Ink Shade Washes
Once the whole model is painted with its base colours, I then work on weathering it a little for extra realism. With the detailing of the brass kit being etched into the metal, it is ideal for using with simple ink washes to add areas of shadow, or vary colours. The ink clings in the etched lines allowing for subtle variations of colour without actually having to paint such small details. I mainly use a brown ink, diluted about 1 drop ink to 3 drops water – so it is not much more than muddy water. I wash the ink onto the model with a brush so that it flows into all the brick mortar lines where it clings into the texture, then randomly dab off a few spots with a piece of absorbent kitchen towel, and leave it to dry. I do extra washes in places where I want darker shades, such as near the ground. Doing this repeatedly can create a very natural looking building, a little bit grubby which buildings so often are.
If it looks too dark, you can lift ink back off with a brush while wet, or absorb it into kitchen towel.
This principle can also be used with very dilute paint instead of ink, which can give you a lighter mortar line in the bricks if that is your preference.
The Citadel 'Shade' range of paints are for this purpose, being very thin paints/inks. The most useful for buildings would be Nuln Oil and Agrax Earthshade. I am yet to try these myself – they may not need to be diluted as they are newer formulations than the shade ink I have in my paint box.

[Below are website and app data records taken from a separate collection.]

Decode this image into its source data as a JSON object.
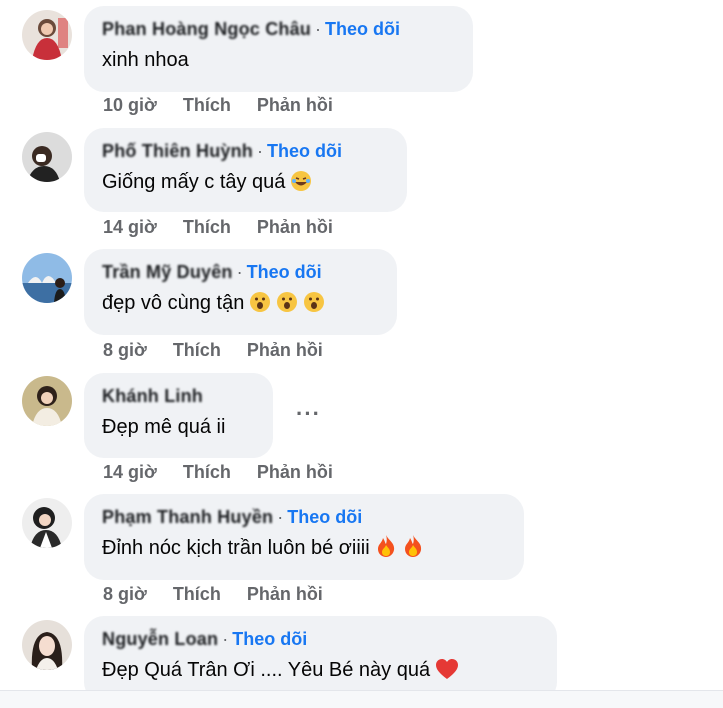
{
  "comments": [
    {
      "name": "Phan Hoàng Ngọc Châu",
      "follow": "Theo dõi",
      "text": "xinh nhoa",
      "time": "10 giờ",
      "like": "Thích",
      "reply": "Phản hồi",
      "emojis": []
    },
    {
      "name": "Phố Thiên Huỳnh",
      "follow": "Theo dõi",
      "text": "Giống mấy c tây quá",
      "time": "14 giờ",
      "like": "Thích",
      "reply": "Phản hồi",
      "emojis": [
        "laughing-tears"
      ]
    },
    {
      "name": "Trần Mỹ Duyên",
      "follow": "Theo dõi",
      "text": "đẹp vô cùng tận",
      "time": "8 giờ",
      "like": "Thích",
      "reply": "Phản hồi",
      "emojis": [
        "wow",
        "wow",
        "wow"
      ]
    },
    {
      "name": "Khánh Linh",
      "follow": "",
      "text": "Đẹp mê quá ii",
      "time": "14 giờ",
      "like": "Thích",
      "reply": "Phản hồi",
      "emojis": [],
      "more": "···"
    },
    {
      "name": "Phạm Thanh Huyền",
      "follow": "Theo dõi",
      "text": "Đỉnh nóc kịch trần luôn bé ơiiii",
      "time": "8 giờ",
      "like": "Thích",
      "reply": "Phản hồi",
      "emojis": [
        "fire",
        "fire"
      ]
    },
    {
      "name": "Nguyễn Loan",
      "follow": "Theo dõi",
      "text": "Đẹp Quá Trân Ơi .... Yêu Bé này quá",
      "time": "",
      "like": "",
      "reply": "",
      "emojis": [
        "red-heart"
      ]
    }
  ],
  "colors": {
    "bubble": "#f0f2f5",
    "link": "#1877f2",
    "meta": "#65676b"
  }
}
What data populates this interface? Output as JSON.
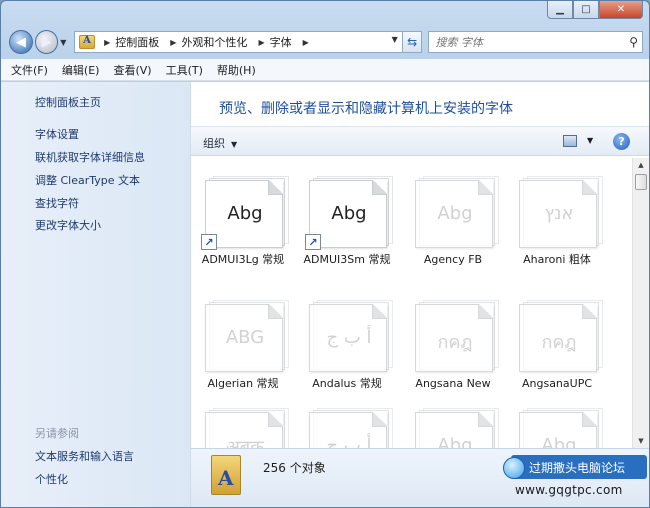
{
  "window": {
    "minimize_glyph": "▁",
    "maximize_glyph": "□",
    "close_glyph": "✕"
  },
  "address": {
    "crumbs": [
      "控制面板",
      "外观和个性化",
      "字体"
    ],
    "search_placeholder": "搜索 字体"
  },
  "menu": [
    "文件(F)",
    "编辑(E)",
    "查看(V)",
    "工具(T)",
    "帮助(H)"
  ],
  "sidebar": {
    "home": "控制面板主页",
    "links": [
      "字体设置",
      "联机获取字体详细信息",
      "调整 ClearType 文本",
      "查找字符",
      "更改字体大小"
    ],
    "see_also_title": "另请参阅",
    "see_also": [
      "文本服务和输入语言",
      "个性化"
    ]
  },
  "main": {
    "title": "预览、删除或者显示和隐藏计算机上安装的字体",
    "organize": "组织",
    "status_count": "256 个对象"
  },
  "fonts": [
    {
      "name": "ADMUI3Lg 常规",
      "sample": "Abg",
      "shortcut": true,
      "faded": false
    },
    {
      "name": "ADMUI3Sm 常规",
      "sample": "Abg",
      "shortcut": true,
      "faded": false
    },
    {
      "name": "Agency FB",
      "sample": "Abg",
      "shortcut": false,
      "faded": true
    },
    {
      "name": "Aharoni 粗体",
      "sample": "אנץ",
      "shortcut": false,
      "faded": true
    },
    {
      "name": "Algerian 常规",
      "sample": "ABG",
      "shortcut": false,
      "faded": true
    },
    {
      "name": "Andalus 常规",
      "sample": "أ ب ج",
      "shortcut": false,
      "faded": true
    },
    {
      "name": "Angsana New",
      "sample": "กคฎ",
      "shortcut": false,
      "faded": true
    },
    {
      "name": "AngsanaUPC",
      "sample": "กคฎ",
      "shortcut": false,
      "faded": true
    },
    {
      "name": "",
      "sample": "अबक",
      "shortcut": false,
      "faded": true
    },
    {
      "name": "",
      "sample": "أ ب ج",
      "shortcut": true,
      "faded": true
    },
    {
      "name": "",
      "sample": "Abg",
      "shortcut": false,
      "faded": true
    },
    {
      "name": "",
      "sample": "Abg",
      "shortcut": false,
      "faded": true
    }
  ],
  "watermark": {
    "title": "过期撒头电脑论坛",
    "url": "www.gqgtpc.com"
  }
}
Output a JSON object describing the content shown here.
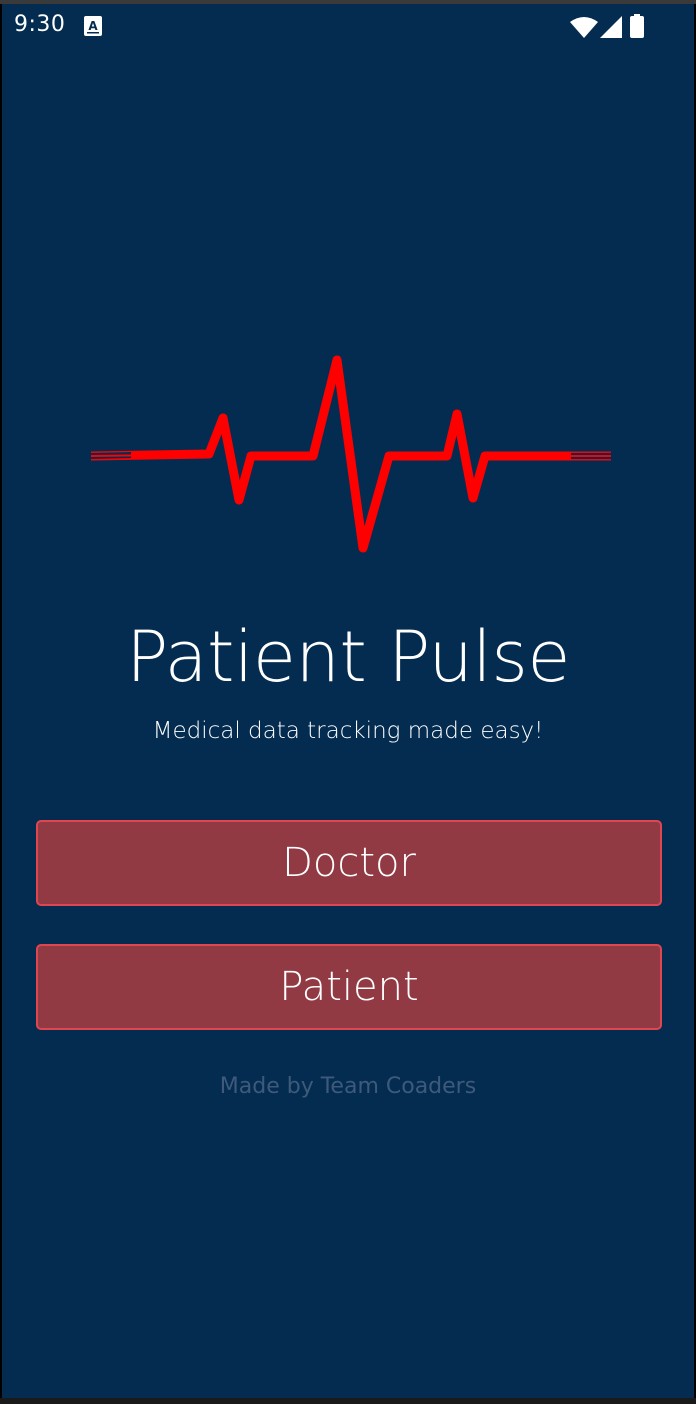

This is a technique for adding highlights or weathering. I load a brush with paint but then wipe most of it back off the bristles onto a piece of paper until there is hardly any paint left on the brush. I then flick the brush over selected parts of the model and it leaves tiny specks of paint on raised areas, corners and texture, giving highlight effects or adding 'grime' to surfaces. If you use a normal brush for this, it will not last long before going out of shape. Citadel make special Drybrushes for doing this – they have stiffer bristles and are a different shape rather than pointed, though I believe they might not be as good as they were when I got mine. I am also currently using an old Rosemary's hog bristle HC30 size 1 as a drybrush which I have cut down to shorter bristles. I also have a hog bristle 142 series from Rosemary's - size small but it is quite a big brush so it gets mainly used for drybrushing larger surfaces or dirt effects when painting soil or concrete etc.
I often drybrush a few shades of brown onto bricks to suggest dirt, and a shade of grey for highlighting corners. I very rarely drybrush with white, as the highlight often looks too bright.
Drybrushing a few shades of reddish brown onto metallic surfaces can add good looking rust, and drybrushed black is good for soot around chimneys.
It is well worth practicing some drybrushing on another surface if you haven't tried it before – it is a very subtle technique so it is worth experimenting before drybrushing on your actual model.
In the event that it has all gone wrong and you really don't like the result, all is not lost. I'm not sure if this works with all acrylics, but it works with Citadel paints on brass : soak the model in neat Dettol for a few hours and scrub it with an old toothbrush (don't add water to it). Much of the paint will come away right down to the metal. When it is all clean, rinse thoroughly in water then go back to the start with the Cif wash, and try again!
The new S2 Dolls House kit and the N19 furniture kit prompted me to photograph the parts before assembly. It shows how I only assembled a few parts, then painted all of it as this would be very difficult after assembly. The painted pieces were then fixed together with superglue and epoxy resin.